### WORKING DATA

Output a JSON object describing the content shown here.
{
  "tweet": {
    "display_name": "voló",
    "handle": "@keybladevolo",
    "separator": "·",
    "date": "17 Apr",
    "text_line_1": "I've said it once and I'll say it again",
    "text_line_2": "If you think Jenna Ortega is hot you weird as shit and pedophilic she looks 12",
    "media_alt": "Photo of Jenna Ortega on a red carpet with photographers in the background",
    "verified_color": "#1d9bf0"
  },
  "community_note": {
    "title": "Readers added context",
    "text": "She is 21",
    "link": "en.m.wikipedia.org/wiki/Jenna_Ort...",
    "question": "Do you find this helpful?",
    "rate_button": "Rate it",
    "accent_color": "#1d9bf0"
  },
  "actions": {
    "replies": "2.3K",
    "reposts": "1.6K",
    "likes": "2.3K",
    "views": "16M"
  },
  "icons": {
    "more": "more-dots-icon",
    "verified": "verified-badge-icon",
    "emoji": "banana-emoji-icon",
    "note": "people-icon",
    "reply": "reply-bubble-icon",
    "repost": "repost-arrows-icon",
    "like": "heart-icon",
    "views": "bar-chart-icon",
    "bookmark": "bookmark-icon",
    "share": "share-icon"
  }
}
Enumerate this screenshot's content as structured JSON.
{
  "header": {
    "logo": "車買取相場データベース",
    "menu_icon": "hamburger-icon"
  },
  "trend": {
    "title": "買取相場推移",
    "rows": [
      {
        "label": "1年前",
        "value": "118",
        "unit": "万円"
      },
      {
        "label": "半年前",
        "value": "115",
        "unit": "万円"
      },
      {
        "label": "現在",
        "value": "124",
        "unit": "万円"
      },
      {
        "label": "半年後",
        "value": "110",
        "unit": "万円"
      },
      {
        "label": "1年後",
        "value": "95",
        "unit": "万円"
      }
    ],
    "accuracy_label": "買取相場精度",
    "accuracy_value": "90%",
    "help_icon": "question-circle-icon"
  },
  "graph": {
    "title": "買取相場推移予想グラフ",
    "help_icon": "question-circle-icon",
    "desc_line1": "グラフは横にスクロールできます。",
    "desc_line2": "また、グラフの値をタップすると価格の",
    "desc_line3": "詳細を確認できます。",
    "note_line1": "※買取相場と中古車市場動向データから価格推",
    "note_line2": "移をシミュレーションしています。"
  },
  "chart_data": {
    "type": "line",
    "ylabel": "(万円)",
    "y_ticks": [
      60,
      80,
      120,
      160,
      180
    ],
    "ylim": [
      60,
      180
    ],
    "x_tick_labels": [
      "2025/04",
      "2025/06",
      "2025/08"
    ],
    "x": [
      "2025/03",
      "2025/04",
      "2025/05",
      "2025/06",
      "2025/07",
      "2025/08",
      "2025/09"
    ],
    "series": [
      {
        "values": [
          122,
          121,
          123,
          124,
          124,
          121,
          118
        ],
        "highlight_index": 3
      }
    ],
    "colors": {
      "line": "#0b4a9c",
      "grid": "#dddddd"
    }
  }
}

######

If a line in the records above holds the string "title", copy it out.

    "title": "Readers added context",
    "title": "買取相場推移",
    "title": "買取相場推移予想グラフ",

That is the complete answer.